_EXERCISE DETAILS_: Go through the listing that follows and report the number of lines with the string "待补齐补正" in them, nothing more.

--------------------------------------------------

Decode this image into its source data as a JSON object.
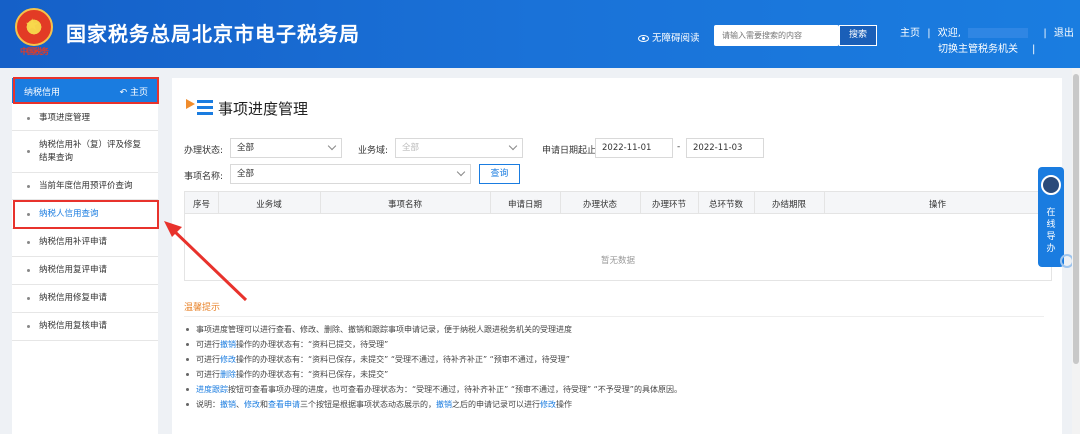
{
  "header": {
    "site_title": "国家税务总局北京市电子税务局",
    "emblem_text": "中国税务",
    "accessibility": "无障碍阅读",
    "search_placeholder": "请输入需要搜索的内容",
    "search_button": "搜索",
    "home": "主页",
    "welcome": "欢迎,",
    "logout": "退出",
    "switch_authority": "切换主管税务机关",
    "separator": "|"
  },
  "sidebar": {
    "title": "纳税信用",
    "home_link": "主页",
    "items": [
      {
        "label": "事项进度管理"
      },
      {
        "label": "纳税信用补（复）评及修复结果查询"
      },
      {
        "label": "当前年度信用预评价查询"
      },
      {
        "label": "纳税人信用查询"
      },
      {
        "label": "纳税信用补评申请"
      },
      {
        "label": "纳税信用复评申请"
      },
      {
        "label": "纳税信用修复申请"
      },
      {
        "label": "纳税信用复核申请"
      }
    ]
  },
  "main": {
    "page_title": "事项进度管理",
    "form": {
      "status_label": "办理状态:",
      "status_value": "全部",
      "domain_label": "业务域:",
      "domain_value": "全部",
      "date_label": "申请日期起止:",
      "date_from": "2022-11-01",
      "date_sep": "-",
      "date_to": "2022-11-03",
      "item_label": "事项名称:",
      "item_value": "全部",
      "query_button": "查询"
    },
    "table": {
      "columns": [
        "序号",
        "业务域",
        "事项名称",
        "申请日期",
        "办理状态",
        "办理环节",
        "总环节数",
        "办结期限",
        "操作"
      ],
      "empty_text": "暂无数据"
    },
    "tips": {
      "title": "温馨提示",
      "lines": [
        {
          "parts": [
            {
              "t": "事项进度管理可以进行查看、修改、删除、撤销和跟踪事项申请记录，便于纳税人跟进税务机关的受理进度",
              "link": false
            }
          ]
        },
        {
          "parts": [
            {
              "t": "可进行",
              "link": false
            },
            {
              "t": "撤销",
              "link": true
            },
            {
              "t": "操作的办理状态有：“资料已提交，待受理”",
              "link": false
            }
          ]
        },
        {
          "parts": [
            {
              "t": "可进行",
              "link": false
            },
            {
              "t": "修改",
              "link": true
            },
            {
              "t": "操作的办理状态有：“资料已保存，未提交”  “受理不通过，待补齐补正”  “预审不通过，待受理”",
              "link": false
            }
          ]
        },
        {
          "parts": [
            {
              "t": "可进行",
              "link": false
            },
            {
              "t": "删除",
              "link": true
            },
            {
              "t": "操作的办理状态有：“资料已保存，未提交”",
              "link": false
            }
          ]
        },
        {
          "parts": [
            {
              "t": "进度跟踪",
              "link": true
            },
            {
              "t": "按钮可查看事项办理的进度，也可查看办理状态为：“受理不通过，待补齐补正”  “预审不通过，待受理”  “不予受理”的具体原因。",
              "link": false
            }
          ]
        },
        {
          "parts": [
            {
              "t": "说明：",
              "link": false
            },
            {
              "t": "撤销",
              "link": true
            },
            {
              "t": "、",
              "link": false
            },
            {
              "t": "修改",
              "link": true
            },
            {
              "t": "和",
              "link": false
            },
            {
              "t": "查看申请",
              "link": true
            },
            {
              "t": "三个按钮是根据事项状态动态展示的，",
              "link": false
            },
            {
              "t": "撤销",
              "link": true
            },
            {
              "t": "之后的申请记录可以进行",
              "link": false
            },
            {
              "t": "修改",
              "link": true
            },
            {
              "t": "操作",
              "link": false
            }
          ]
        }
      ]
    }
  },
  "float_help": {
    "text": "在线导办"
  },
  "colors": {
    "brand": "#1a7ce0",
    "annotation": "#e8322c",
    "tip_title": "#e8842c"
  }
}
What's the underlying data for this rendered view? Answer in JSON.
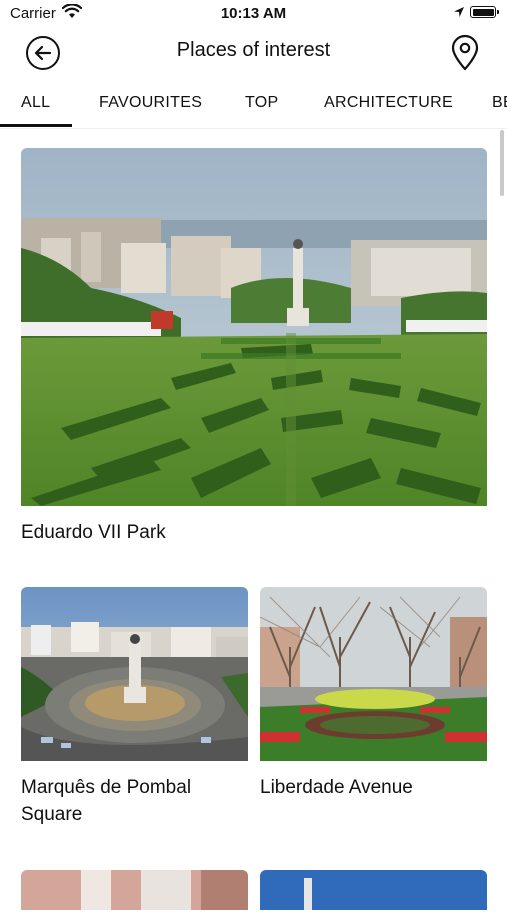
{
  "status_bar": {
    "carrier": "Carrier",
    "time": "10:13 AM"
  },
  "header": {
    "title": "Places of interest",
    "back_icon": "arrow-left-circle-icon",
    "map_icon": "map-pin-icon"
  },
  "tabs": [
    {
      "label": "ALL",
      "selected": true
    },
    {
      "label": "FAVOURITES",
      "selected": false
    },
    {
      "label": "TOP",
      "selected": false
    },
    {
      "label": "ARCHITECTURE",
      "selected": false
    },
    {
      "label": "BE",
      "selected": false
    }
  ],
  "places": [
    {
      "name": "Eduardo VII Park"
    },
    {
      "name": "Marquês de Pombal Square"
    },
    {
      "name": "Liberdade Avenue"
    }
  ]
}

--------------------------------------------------

_YOUR RESPONSE_: 2